Windows DHCP server has so far met the HA requirement by enabling hosting of the DHCP server on a Windows Failover Cluster or by split scope deployments. These mechanisms have their own disadvantages. The split scope mechanism relies on configuring identical scopes on two DHCP servers and setting up the exclusion ranges in such a fashion that 80% of a subnet’s IP range is used for leasing out IP addresses by one of the servers (primary) and remaining 20% by the other server (secondary). The secondary server is often configured to respond to clients with a slightly delayed response so that clients use IP addresses from the primary server whenever it is available. Split scope deployments suffer from two problems. IPv4 subnets often run at utilization rates above 80%. In such subnets, split scope deployment is not effective given the low free pool of IP addresses available. The other issue with split scope is the lack of IP address continuity for clients in case of an outage of the primary server. Since the IP address given out by the primary DHCP server would be in the exclusion range of the secondary server, the client will not be able to renew the lease on the current IP address and will need to obtain a new IP address lease from the secondary server. In the case of split scope, the two DHCP servers are oblivious to each other’s presence and do not synchronize the IP address lease information.
To host the DHCP server on a Windows Failover Cluster, the DHCP database needs to be hosted on a shared storage accessible to both nodes of a cluster in addition to the deployment of the cluster itself. DHCP servers running on each node of the cluster operate on the same DHCP database hosted on the shared storage. In order to avoid the shared storage being the single point of failure, a storage redundancy solution needs to be deployed. This increases the complexity as well as the TCO of the DHCP high availability deployment.

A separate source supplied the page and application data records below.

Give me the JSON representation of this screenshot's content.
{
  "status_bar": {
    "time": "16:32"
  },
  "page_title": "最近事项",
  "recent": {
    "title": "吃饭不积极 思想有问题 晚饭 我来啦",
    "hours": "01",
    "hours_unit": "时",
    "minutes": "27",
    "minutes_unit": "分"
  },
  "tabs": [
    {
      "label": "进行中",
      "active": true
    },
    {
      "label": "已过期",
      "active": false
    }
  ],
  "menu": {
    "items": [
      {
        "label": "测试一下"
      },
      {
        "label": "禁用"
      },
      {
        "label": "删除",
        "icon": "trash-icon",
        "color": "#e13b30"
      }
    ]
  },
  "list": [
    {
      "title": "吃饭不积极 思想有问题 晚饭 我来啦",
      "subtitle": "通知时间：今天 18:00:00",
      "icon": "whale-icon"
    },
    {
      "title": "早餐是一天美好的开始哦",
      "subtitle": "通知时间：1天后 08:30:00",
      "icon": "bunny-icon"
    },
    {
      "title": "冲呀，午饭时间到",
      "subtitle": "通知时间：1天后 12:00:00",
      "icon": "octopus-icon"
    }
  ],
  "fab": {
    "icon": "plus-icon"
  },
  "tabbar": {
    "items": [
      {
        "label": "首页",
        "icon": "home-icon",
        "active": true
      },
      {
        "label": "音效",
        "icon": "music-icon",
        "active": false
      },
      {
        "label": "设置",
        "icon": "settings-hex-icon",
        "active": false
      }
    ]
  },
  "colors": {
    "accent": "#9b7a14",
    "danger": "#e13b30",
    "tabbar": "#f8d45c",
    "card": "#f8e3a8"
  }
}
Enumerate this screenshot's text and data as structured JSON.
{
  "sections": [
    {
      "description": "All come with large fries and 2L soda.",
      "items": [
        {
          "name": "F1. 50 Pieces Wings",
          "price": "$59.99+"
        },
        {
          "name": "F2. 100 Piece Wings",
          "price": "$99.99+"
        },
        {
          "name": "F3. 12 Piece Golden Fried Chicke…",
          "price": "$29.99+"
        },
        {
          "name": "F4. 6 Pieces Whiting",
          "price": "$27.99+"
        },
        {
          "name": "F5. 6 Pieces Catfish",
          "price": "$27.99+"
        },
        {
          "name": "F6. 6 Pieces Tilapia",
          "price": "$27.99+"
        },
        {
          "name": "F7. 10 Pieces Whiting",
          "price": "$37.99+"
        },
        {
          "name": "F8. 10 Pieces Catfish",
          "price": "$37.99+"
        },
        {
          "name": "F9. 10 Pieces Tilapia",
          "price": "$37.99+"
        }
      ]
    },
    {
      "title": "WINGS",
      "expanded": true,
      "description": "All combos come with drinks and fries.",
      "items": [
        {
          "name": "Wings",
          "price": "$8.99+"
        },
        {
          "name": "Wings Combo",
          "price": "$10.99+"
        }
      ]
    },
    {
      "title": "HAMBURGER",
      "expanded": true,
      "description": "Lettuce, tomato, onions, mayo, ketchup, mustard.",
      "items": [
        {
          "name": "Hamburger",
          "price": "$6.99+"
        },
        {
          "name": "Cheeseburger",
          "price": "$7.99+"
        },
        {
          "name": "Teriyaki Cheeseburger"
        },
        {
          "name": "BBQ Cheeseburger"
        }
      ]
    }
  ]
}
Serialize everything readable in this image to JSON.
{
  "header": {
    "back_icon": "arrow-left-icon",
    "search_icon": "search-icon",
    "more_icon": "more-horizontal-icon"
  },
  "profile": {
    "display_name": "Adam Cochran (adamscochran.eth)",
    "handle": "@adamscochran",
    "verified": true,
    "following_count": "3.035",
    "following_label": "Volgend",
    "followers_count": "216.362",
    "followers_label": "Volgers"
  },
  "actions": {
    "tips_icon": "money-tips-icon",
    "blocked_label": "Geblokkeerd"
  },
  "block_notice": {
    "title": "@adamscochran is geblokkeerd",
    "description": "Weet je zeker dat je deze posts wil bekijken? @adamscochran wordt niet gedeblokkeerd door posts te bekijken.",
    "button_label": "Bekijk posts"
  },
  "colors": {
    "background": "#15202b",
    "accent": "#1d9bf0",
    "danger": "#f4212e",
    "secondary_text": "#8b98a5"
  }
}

The Windows Server 2012 DHCP failover mechanism eliminates these shortcomings and provides a vastly simplified deployment experience. Moreover, DHCP failover is supported in all editions (Foundation, Standard, Data Center) of Windows Server 2012. As one of the server reviewers aptly put it, this is high availability of DHCP on a low budget!
DHCP failover can be configured using the DHCP MMC as well as the DHCP PowerShell cmdlets. Everything you can do via the MMC for DHCP failover is achievable via the DHCP PowerShell cmdlets as well. The DHCP MMC provides a Failover Setup wizard which greatly eases the setup of failover. There are two launch points in the DHCP MMC from which a user can start the wizard. The right click menu options on the IPv4 node now have a Configure failover… option. If launched from here, all the scopes on the server which are not yet setup for failover are selected for failover configuration. Alternatively, if you select one or more scopes and right click, you will see the same Configure Failover… option. If launched in this fashion, only the selected scopes are configured for failover. Please see the step by step guide to setup failover using DHCP MMC. You can download the “Understanding and Troubleshooting guide” here.
For the command line users, DHCP PowerShell provides the following PowerShell cmdlets for setting up and monitoring failover:
In addition to these, Get–DhcpServerv4ScopeStatistics cmdlet which returns scope statistics has a “-failover” switch. Specifying this switch causes the cmdlet to return failover specific statistics for scopes which are configured for failover.
In conclusion, DHCP failover in Windows Server 2012 provides a high availability mechanism for DHCP which is very easy to deploy and manage and caters to the critical requirements of continuous availability of DHCP service and IP address continuity for the clients. Early adopters of the feature have shared our enthusiasm for this critical DHCP functionality and feedback from them has been very positive.
Give it a spin on Windows Server 2012 Release Candidate and we hope that you will find it useful!